And then he said, you know, did you know that this — excuse me, did ou know that Ambassador Wilson’s wife works at the CIA? And I was a little taken aback by that. I remember being taken aback by it. And I said — he may have said a little more but that was — he said that. And I said, no, I don’t know that. And I said, no, I don’t know that intentionally because I didn’t want him to take anything I was saying as in any way confirming what he said, because at that point in time I did not recall that I had ever known, and I thought this is something that he was telling me that I was first learning.
So, Scooter’s reading from the same playbook that Karl is, the Steve Martin “I forgot” defense. He goes in and tells the grand jury the truth about Cheney and tries to make some sense of it in light of his previous statements to the FBI, but he’s still spinning the “reporters told me” story.

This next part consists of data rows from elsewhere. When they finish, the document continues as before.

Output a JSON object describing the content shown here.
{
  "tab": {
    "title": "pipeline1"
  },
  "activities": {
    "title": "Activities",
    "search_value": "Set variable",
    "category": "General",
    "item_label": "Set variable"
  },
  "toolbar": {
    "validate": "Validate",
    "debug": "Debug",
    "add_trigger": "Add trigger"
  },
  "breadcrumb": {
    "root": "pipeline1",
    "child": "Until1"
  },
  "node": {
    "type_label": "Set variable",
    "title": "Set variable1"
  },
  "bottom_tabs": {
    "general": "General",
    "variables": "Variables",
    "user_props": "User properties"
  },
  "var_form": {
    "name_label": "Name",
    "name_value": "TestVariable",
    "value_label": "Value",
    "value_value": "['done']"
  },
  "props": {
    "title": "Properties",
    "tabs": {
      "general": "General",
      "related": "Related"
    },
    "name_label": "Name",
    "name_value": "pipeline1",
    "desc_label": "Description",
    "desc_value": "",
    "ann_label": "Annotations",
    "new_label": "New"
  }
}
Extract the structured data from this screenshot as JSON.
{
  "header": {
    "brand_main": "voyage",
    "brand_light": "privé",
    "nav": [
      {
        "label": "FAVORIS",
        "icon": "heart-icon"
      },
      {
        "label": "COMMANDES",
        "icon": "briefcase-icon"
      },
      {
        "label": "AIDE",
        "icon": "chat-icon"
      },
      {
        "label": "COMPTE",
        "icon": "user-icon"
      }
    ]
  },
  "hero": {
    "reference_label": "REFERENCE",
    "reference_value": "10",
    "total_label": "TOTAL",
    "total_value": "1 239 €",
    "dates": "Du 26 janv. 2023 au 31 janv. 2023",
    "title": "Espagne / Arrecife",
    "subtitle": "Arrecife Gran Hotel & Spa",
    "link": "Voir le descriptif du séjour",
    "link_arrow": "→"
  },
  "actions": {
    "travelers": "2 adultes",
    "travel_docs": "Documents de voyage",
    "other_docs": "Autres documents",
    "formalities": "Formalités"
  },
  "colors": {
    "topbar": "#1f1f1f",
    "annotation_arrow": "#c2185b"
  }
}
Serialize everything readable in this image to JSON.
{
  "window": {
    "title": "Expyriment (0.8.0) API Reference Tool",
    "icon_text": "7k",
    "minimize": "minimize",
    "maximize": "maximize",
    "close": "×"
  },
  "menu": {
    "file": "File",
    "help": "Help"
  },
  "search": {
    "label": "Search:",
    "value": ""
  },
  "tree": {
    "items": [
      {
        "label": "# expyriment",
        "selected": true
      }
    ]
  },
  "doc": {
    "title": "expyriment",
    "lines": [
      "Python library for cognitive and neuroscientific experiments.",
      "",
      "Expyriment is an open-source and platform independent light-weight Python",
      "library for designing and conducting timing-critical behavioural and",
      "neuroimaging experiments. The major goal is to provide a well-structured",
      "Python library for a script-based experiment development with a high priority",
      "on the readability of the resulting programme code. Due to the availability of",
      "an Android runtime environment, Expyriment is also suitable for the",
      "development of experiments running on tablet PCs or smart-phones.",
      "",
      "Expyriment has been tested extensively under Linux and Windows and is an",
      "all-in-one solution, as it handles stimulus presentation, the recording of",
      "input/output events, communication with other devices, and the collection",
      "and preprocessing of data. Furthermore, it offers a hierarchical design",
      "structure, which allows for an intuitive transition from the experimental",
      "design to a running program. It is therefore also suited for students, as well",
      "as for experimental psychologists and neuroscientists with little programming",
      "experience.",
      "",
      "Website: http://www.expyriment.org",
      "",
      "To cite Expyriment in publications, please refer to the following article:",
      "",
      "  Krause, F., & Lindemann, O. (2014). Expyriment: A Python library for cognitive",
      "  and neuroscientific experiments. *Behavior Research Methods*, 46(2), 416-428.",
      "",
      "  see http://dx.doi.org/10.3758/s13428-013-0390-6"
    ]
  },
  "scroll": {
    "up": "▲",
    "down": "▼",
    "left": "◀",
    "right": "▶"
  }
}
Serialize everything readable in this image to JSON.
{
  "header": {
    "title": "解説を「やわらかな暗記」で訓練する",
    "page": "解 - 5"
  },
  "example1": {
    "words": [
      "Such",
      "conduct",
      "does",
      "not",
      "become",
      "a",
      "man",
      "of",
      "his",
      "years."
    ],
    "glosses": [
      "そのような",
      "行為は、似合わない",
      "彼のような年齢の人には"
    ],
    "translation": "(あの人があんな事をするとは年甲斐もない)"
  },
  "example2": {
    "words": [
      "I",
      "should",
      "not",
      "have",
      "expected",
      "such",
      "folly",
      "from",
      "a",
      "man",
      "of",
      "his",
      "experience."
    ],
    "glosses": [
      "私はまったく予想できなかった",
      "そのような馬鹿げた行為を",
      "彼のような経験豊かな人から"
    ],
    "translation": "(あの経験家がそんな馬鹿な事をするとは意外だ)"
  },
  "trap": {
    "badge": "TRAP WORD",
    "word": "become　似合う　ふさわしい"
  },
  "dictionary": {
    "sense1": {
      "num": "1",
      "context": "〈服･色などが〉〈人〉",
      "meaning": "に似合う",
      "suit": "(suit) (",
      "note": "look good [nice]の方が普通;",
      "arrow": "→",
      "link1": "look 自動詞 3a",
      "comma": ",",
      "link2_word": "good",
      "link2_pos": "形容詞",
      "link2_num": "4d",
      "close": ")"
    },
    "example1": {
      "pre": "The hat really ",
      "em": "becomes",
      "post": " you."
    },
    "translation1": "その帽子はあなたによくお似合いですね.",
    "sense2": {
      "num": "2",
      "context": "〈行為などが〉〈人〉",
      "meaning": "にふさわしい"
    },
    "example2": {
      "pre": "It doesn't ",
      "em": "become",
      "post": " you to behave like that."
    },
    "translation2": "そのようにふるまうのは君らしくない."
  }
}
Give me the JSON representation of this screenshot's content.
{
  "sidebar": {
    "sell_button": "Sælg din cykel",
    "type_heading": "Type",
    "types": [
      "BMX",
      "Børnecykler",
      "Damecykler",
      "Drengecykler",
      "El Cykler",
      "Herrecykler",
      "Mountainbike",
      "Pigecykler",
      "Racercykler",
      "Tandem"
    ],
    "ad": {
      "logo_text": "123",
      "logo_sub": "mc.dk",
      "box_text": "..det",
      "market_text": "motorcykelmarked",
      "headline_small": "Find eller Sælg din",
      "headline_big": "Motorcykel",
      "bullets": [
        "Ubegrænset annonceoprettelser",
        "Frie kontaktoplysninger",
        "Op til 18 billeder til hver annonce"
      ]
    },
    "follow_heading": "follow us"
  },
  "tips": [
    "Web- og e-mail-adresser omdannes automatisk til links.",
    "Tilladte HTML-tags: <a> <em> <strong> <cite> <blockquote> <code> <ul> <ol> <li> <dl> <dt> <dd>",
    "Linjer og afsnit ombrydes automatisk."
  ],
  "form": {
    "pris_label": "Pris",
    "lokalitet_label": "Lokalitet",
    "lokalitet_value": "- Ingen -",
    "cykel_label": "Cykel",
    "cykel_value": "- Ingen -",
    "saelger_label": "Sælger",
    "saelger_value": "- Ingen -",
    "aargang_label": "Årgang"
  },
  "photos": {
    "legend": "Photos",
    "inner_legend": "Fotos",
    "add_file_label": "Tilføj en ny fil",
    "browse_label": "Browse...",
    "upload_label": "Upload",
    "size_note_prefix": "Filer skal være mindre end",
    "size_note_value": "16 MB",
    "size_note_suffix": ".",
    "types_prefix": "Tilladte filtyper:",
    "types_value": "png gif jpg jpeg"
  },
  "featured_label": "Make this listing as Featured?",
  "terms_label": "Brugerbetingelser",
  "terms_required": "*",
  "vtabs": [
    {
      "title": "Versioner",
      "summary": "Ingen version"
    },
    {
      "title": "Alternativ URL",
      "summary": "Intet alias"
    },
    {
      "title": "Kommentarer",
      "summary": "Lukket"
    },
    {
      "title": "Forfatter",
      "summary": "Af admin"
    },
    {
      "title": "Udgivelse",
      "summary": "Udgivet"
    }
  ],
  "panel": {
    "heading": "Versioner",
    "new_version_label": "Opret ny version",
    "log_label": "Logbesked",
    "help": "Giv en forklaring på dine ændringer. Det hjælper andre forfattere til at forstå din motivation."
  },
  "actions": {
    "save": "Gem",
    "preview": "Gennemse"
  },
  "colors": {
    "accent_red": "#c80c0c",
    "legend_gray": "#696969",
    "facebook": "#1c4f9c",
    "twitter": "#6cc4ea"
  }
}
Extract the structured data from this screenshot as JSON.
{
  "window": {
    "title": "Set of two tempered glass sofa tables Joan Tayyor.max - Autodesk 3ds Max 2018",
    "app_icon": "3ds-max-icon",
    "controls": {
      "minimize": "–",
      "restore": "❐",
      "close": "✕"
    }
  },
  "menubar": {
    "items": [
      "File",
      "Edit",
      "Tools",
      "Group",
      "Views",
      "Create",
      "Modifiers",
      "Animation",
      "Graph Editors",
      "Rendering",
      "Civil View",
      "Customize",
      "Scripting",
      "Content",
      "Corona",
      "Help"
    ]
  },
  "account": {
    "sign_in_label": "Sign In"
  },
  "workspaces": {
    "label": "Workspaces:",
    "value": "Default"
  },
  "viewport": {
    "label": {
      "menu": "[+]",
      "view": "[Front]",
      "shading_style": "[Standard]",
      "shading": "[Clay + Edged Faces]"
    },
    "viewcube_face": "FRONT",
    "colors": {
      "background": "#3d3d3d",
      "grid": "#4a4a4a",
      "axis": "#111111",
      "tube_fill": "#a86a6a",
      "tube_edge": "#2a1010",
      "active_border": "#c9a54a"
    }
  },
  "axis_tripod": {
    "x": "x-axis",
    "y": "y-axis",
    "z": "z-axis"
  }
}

Why did he cook up the whole “reporters” crock? And why did he try to peddle it for so long? Most people I talk to believe that at this point they were betting that the reporter firewall would hold. That the reporters would collectively refuse to talk about conversations they had conducted with confidential sources. Well that one didn’t hold, did it.
Now, this is a side note regarding Scooter’s testimony before the grand jury, but I think an important one. The opening paragraph from the New Yorker contains a dangerous sentiment I have heard elsewhere:
It’Â’s probably safe to assume that nobody who participated in the outing of Valerie Plam Wilson as a C.I.A. agent, in the summer of 2003, was mindful that the result of the process Â—the publication of Wilson’s name in Robert Novak’s syndicated column might be federal crime.
Libby was a lawyer. We now know that he was practically wild posting Valerie Wilson’s CIA status all over Washington DC. We can’t know everything that went on with regard to her outing, but there are a group of people who have heard as much as anyone has, and who are very skeptical that Libby’s actions and statements were not carefully crafted to skirt the stipulations of the IIPA and the Espionage Act. And that would be the members of the grand jury themselves.
From p. 21, count 5 of the indictments:
Q. The next set of questions from the Grand Jury are — concern this fact. If you did not understand the information about Wilson’Â’s wife to have been classified and didn’Â’t understand it when you heard it from Mr. Russert, why was it that you were so deliberate to make sure that you told other reporters that reporters were saying it and not assert it as something you knew?
I would find it odd that the grand jurors themselves would feel the need to pose this question to Libby, and in just this way, if after hearing all they’ve heard they were not possessed of a deep suspicion that all these stories were crafted expressly for the purpose of getting the leakers off the hook from underlying charges they believed they were most certainly guilty of.
Fitzgerald may not be able to prove it, at least not at this point in time. And we may never know. But the people who have the best shot at having the answers found reason to question the motives for these specific fabrications. And for whatever reason, Fitzgerald took pains to include their suspicions in the indictments.
(BTW — I owe Big Dick an apology. I said the other day that if what the NYT was saying was true, and Libby had lied to the grand jury in contradiction of his notes, Cheney probably had too. But the NYT story was evidently wrong, any my extrapolations were too. Sorry, Dick.)